t this point in my music listening career, I feel that I have listened to enough music to be discerning about what I choose. I've listened to enough avant garde John Cage pieces, alternative country, and smooth jazz to understand that these genres, as a whole, rarely offer anything of interest to my ears. Sadly, I've come to feel that way about all types of music, and I have begun searching for the most genuine and emotional works of music - the ones that truly touch me. That being said, I have heard numerous albums that have been technically brilliant, but leave nothing to the emotions. On the other hand I'm beginning to hear many different emotional albums with nothing to offer me in the way of precision playing of the instrument. Many times neither is present, and only on rare occasion will both happen. In almost all cases, it is a case of both being attempted and one failing more than the other. In the case of Star As Eye's debut album Freedom Rock, it is both succeeding, but only to a moderate degree. The album is nice, for sure. But not anything past that.
Consisting of Steve Ferrari and Craig Four Two, this debut full length has reportedly been three years in the making. During this time Steve has helped Kid606 on his "GQ on the EQ" and "Down With The Scene" releases.
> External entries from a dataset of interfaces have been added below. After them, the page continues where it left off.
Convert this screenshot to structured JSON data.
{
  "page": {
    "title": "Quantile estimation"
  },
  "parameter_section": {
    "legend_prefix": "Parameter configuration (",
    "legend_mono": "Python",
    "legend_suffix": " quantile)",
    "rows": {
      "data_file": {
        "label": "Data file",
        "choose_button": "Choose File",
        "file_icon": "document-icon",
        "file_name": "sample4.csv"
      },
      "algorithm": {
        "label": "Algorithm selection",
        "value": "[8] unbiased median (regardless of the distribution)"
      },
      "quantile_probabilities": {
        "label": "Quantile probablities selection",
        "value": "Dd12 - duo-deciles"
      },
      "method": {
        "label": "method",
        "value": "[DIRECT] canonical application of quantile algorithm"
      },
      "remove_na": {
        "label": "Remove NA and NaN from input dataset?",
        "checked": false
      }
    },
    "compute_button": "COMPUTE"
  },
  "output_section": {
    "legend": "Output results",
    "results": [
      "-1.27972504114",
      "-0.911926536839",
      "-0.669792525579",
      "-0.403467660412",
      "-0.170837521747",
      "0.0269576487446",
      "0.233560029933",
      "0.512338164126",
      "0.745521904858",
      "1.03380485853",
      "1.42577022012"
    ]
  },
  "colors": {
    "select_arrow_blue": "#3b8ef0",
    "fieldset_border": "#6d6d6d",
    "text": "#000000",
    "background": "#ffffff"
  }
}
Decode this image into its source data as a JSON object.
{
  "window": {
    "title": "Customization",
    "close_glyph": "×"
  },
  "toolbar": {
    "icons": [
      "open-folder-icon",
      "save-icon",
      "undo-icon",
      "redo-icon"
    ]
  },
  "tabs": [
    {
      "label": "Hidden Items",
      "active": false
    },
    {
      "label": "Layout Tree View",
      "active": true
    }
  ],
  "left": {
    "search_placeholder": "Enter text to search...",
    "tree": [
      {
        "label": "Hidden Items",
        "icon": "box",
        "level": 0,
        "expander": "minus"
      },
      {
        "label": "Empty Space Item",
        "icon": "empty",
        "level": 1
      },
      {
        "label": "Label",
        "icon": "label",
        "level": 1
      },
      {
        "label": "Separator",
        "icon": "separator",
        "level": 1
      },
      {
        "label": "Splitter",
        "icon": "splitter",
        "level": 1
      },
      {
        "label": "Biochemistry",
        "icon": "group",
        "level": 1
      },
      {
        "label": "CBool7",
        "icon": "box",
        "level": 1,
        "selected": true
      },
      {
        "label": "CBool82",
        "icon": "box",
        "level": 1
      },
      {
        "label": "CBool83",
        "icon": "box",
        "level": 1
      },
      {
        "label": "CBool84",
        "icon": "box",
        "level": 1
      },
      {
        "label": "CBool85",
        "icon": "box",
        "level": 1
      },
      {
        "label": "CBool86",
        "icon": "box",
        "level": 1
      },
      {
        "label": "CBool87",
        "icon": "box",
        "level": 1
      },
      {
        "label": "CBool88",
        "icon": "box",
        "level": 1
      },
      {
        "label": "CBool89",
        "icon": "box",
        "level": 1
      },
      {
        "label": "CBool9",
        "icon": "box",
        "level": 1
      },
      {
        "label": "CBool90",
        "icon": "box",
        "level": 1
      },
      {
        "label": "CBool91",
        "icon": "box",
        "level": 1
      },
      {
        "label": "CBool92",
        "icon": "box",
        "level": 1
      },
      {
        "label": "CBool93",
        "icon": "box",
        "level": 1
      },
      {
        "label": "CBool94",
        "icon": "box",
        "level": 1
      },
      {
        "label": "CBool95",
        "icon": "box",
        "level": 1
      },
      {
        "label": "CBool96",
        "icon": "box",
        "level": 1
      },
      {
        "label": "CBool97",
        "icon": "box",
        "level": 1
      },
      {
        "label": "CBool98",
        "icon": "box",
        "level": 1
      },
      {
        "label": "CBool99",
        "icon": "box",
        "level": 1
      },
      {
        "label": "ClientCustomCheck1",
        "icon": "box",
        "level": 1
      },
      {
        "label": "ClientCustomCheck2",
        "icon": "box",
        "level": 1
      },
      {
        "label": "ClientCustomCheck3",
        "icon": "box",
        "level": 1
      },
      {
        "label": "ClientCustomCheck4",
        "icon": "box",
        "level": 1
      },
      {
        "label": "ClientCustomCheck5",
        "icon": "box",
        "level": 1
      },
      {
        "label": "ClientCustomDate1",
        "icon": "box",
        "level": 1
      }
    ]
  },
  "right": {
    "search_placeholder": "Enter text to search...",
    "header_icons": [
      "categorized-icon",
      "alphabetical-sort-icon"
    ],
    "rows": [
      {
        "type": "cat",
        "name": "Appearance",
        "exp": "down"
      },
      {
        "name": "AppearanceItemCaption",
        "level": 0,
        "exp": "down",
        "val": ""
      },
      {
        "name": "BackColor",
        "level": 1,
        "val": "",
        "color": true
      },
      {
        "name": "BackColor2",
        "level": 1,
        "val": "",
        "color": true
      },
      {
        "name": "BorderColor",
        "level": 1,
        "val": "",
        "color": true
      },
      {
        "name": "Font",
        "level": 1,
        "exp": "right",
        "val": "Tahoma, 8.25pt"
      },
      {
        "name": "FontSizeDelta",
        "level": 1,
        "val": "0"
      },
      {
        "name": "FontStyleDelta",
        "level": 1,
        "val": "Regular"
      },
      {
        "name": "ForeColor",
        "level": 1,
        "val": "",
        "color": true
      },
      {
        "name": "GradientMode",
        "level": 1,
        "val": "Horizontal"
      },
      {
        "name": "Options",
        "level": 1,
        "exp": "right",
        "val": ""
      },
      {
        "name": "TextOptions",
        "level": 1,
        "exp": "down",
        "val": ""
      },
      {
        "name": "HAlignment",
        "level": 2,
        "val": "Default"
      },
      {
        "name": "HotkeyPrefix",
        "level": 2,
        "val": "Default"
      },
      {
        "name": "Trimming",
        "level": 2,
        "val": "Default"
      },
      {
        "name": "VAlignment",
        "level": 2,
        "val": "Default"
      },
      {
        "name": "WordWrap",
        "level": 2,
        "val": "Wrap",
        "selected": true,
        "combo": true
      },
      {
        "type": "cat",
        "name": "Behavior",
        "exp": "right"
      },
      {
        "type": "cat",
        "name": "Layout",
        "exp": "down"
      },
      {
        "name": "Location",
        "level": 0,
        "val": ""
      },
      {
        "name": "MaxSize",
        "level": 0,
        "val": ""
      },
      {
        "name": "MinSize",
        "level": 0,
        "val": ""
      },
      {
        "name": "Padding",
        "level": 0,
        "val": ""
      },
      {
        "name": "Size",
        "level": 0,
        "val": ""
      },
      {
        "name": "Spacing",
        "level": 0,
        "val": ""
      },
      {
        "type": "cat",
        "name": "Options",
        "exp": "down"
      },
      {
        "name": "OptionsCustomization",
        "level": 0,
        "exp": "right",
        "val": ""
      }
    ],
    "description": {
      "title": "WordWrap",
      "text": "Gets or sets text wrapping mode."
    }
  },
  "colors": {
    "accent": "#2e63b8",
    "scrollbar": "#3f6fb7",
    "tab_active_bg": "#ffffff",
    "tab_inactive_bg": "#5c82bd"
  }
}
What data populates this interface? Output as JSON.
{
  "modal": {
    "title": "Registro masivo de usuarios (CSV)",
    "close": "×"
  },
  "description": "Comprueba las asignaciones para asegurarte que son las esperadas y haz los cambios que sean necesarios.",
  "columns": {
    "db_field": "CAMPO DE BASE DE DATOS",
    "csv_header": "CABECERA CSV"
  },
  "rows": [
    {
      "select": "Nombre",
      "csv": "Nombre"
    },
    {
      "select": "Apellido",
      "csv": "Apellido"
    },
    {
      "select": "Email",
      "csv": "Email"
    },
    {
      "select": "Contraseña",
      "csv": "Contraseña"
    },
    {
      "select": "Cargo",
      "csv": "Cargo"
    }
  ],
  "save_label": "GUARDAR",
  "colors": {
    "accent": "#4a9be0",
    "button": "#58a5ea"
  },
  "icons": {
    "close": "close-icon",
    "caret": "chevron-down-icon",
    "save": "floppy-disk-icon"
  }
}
However, he fails to bring the manic energy and revolutionary feel to this release.
To step away from talking about the music, it has been apparent lately that America has been undergoing a sort of Renaissance in the past two years in the IDM genre. High quality music has been pouring out of the USA from numerous labels, counteracting the stranglehold that German and English artists have had among the top releases within what was becoming the incestuous circle of IDM labels. American IDM has entered into the spotlight. One of the most prominent of these labels is Tigerbeat6 led by Kid606 (from California) and Cex (from Baltimore). This trans-continental label has taken artists from all over the United States to form one of the most well known collectives of musicians around, with Stars As Eyes as a part. Stars As Eyes comes from the experimental hardcore region of Rhode Island that has spawned such acts as Arab on Radar and Lightning Bolt, which baffles me. It should follow that they might be influenced by these factors, but instead Stars As Eyes takes nods from Krautrock, early Autechre, and Boards of Canada.
The first song immediately hooks you. It is called "Golden Experience" and sadly it is the only one that reaches the listener and grabs hold of them, begging to be listened to. Ice crystals frequently break through the main melody and harmonic part to pierce the sweetness of the melody that plays throughout the song. The song goes on long enough, but, as all songs on this record, it seems to go on too long even at four and a half minutes. The main melodic theme is stated in the opening seconds of the song and does little to change throughout the song.
I guess I'm jaded. Too many revolutionary sounding songs have come out of the Tigerbeat6 camp to make me believe that Stars as Eyes is one of them. While the live show of Stars as Eyes surprised and entertained me, this records does not. I think if I had heard this record in the eighth grade I would have gone to my friends and told them about it, holding it up as the Holy Grail of a new sounding electronic genre. Unfortunately, history precedes it and Stars as Eyes has merely made a nice record, not a memorable one.